$58,752 for 18 Days of Involuntary Committment to Mental Hospital August 14, 2010Posted by Crazy Mermaid in Escalating Healthcare Costs, Health Insurance and Mental Illness, Involuntary Committment, Mental Hospital, mental illness.
Tags: Escalating Healthcare Costs, Involuntary Committment, Mental Hospitals, mental illness
$58,752. Take a good look at this number. It’s the cost for 18 days of room and board (no additional services like medication and Dr. visits are included) at Fairfax, a private mental hospital in Kirkland, Washington.*, where I was involuntarily committed back in May 2008 to mid June 2008. That breaks down to $3,900.20 per day for the first 10 days and $2,468.75 for the final 8 days.
At Eastern State Hospital (WA), a comparative public facility, the average cost per day for a stay there is $524 per day. My stay there (room and board ONLY) would have cost $9,432. At Western State Hospital in Lakewood, Washington, also a public facility, the average cost per day is $438. My cost for 18 days of room and board there would have been $7,884. Fairfax, a private hospital, charged over six times as much for the identical service. What’s wrong with this picture?
It gets even better. At these rates, if 25 patients pay $3,900 a day, Fairfax grosses $97,000 a day. If the beds stay full for a year, Fairfax grosses $35 MILLION dollars.
My family and, by extension, I, had no say in whether I would be involuntarily committed, much less the location or cost of my commitment. The State of Washington made the determination that I would be involuntarily committed. Because it was an emergency situation, forced on me, my family had no opportunity to explore the various facilities and then do a cost comparison. Even if we had known the cost, we had no choice. Fairfax was the only mental health hospital in the State with a bed. The State of Washington was forcing me to be involuntarily committed (against my will). I had to go somewhere, and Fairfax was the only place with a bed. That’s why I went there. Fairfax had me over a barrel, with no other options. They took advantage of the situation to make their stockholders a little richer.
Lest you think I was at Club Med, let me rid you of that misconception.

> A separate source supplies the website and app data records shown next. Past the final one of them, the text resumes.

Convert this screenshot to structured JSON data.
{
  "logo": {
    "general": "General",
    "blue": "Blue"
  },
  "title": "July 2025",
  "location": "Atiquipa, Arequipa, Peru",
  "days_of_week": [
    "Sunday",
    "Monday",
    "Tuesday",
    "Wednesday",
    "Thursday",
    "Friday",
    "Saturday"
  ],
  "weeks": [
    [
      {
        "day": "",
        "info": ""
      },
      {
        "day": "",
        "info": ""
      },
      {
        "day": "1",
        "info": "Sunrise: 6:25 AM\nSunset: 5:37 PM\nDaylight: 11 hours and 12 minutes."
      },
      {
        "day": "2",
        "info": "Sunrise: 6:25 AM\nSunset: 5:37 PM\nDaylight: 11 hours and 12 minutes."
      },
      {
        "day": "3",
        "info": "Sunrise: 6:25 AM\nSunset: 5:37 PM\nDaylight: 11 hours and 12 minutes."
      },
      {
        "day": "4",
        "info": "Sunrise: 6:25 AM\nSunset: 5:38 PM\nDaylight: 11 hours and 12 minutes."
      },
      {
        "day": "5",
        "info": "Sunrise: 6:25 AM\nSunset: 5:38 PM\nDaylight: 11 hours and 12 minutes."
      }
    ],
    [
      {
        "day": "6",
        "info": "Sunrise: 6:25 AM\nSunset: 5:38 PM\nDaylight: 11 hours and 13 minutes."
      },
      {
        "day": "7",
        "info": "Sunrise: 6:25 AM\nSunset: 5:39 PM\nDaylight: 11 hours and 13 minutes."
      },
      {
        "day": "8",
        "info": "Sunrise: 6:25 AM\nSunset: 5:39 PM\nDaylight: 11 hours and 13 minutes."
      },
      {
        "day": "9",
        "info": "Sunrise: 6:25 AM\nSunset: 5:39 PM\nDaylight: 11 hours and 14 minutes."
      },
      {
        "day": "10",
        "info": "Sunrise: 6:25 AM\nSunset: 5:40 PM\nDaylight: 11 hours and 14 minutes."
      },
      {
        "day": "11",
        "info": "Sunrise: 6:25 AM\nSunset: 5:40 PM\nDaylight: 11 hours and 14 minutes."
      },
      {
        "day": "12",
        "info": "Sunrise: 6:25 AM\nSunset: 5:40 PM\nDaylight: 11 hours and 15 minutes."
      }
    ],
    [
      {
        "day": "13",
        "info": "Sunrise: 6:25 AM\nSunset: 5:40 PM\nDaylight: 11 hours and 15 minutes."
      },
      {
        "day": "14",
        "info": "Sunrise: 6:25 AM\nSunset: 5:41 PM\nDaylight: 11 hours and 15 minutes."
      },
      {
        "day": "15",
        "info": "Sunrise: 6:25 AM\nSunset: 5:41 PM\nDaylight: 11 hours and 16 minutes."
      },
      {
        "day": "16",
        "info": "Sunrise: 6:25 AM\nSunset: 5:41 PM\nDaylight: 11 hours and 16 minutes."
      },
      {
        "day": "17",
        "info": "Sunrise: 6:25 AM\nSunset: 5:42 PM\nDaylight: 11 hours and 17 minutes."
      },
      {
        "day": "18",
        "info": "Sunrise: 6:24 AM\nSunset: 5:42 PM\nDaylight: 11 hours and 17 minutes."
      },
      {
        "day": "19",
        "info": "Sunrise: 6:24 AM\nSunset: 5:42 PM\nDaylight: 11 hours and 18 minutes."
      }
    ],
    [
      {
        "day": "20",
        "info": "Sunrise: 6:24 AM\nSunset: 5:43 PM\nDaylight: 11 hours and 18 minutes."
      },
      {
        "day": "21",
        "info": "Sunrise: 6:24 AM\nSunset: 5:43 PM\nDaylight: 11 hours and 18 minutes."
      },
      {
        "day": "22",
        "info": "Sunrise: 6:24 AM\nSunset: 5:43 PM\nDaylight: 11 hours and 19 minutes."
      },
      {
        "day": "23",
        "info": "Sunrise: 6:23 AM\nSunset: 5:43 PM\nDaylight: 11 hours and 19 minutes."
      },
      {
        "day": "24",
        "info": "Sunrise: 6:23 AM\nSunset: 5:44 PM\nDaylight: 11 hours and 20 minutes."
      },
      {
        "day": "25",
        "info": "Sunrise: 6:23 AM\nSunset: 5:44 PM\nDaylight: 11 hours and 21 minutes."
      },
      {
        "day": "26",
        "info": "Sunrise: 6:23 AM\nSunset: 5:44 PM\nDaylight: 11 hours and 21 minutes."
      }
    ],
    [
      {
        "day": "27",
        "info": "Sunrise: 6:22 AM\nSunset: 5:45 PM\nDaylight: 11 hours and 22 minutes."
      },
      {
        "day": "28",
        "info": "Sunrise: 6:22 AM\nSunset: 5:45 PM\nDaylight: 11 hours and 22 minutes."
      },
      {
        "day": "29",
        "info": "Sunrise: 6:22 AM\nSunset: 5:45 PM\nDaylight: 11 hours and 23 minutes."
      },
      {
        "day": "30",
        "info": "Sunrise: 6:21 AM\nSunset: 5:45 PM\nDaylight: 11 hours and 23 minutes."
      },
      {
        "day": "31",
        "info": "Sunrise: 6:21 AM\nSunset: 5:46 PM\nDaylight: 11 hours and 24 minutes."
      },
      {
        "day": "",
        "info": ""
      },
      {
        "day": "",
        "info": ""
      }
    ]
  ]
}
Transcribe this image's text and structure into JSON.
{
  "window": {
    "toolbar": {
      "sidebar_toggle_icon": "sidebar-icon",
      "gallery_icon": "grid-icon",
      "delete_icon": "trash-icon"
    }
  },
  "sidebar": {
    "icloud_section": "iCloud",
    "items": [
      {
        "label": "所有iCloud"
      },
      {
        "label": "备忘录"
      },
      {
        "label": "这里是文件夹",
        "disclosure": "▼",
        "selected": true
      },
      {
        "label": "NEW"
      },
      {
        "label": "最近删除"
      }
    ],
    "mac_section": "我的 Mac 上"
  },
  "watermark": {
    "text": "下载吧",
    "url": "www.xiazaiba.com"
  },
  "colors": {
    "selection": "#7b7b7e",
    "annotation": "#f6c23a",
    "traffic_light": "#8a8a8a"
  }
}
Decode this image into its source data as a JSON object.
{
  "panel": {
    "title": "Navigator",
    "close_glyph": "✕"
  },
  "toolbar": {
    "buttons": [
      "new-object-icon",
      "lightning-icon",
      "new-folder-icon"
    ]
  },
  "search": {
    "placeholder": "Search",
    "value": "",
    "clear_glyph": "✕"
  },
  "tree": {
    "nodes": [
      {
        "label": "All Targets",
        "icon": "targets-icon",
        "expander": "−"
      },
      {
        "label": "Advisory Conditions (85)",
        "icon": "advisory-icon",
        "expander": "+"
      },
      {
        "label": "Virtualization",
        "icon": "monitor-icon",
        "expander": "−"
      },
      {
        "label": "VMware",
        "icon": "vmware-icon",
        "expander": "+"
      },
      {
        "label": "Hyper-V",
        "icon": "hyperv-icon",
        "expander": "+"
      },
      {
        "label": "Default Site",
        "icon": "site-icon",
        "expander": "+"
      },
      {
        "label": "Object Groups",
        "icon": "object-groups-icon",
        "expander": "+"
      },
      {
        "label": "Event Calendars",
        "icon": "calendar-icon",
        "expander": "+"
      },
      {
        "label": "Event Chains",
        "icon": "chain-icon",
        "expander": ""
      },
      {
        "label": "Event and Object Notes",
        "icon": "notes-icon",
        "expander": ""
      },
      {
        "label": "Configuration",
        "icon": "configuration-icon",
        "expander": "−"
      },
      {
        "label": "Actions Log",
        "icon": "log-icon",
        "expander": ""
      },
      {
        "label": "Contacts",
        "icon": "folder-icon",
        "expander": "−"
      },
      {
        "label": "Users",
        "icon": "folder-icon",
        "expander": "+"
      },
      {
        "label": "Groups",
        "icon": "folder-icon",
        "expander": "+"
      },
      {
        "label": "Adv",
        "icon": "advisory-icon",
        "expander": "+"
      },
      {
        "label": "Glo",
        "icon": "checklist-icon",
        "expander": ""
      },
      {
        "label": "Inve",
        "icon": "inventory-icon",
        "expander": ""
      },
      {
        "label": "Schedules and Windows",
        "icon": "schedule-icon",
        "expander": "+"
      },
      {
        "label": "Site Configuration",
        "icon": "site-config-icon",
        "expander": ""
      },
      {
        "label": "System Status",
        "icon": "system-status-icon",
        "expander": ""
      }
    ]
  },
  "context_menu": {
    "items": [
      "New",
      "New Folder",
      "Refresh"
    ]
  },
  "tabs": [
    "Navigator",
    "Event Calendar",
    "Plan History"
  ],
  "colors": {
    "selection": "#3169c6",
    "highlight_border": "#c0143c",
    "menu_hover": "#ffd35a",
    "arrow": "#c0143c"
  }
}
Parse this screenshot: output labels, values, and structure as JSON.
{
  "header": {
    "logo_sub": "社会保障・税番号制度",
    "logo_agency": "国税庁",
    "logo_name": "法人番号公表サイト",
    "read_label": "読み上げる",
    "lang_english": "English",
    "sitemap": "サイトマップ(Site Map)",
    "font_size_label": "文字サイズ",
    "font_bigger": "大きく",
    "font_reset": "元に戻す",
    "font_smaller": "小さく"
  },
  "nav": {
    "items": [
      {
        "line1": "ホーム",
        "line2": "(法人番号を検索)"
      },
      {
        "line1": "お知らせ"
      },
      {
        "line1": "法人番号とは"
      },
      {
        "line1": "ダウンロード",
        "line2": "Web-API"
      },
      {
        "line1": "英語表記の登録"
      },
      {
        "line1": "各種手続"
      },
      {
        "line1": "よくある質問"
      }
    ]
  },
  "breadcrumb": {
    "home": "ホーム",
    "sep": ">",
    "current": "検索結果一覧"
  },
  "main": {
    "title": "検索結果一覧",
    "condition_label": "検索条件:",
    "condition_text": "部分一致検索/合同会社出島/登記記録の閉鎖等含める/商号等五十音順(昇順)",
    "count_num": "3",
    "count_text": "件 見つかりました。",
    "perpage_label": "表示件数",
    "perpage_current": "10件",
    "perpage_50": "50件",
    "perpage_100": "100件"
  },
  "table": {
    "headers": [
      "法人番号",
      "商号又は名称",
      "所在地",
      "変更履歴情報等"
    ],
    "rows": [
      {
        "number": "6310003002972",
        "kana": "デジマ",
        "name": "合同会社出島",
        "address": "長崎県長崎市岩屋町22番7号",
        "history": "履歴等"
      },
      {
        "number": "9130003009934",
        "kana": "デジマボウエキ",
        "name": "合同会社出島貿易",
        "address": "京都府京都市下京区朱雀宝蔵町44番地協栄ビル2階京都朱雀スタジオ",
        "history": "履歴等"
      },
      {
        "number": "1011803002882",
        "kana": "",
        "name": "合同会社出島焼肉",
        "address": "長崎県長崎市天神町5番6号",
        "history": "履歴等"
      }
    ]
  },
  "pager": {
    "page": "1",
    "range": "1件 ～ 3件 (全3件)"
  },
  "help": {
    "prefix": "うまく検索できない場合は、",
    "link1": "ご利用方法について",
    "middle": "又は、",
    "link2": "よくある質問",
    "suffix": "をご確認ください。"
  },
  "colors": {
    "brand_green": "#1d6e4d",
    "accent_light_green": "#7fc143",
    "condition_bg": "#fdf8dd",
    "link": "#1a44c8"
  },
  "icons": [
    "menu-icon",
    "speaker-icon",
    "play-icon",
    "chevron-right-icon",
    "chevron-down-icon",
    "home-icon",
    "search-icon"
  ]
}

The food was cafeteria-style, brought to us on trays stacked in a three foot high mobile metal tray rack. Built in the 1960’s, the building has not undergone any visible major or minor remodeling since its inception. As it is a private hospital, the public information disclosure required by the State hospitals is not required of it. My stay there was not in some kind of padded room. It was in a plain old regular dorm room, similar to one you’d find at an old college. Granted, the doors to the outside were locked 24/7, but the facility itself was run-down. Unlike Western and Eastern State Hospitals, there is no website data from Fairfax citing its daily cost. It’s a private facility.
Oh yeah: one more thing. Fairfax is owned by Psychiatric Solutions Inc. (PSI). Please join me in congratulating PSI for making Fortune Magazine’s list of Top 100 Fastest-Growing Companies:
FRANKLIN, Tenn., Aug 18, 2009 (BUSINESS WIRE) — For the fourth consecutive year, Psychiatric Solutions, Inc. (”PSI”) (NASDAQ: PSYS) has made Fortune magazine’s list of the Top 100 Fastest-Growing Companies. It is the only Tennessee company to make this year’s list, as it was in 2008 and 2006. https://www.psysolutions.com/facilities/news/fortune-magazine.html
PSI, which is the largest operator of psychiatric inpatient facilities in the country, ranked No. 98 on the list released by the magazine in August 2009, which considers factors such as revenue and earnings per share (EPS) growth rates. Last year, PSI ranked No. 64. In 2007 and 2006, it ranked No. 49 and No. 34, respectively.
How can they get away with this? Simple: There is more demand than supply for short-term mental health care facilities. Solution: build more short-term care facilities. I think that everyone would agree that $35 Million builds quite a few new facilities.
* Taken from Fairfax’s invoices to my insurance company.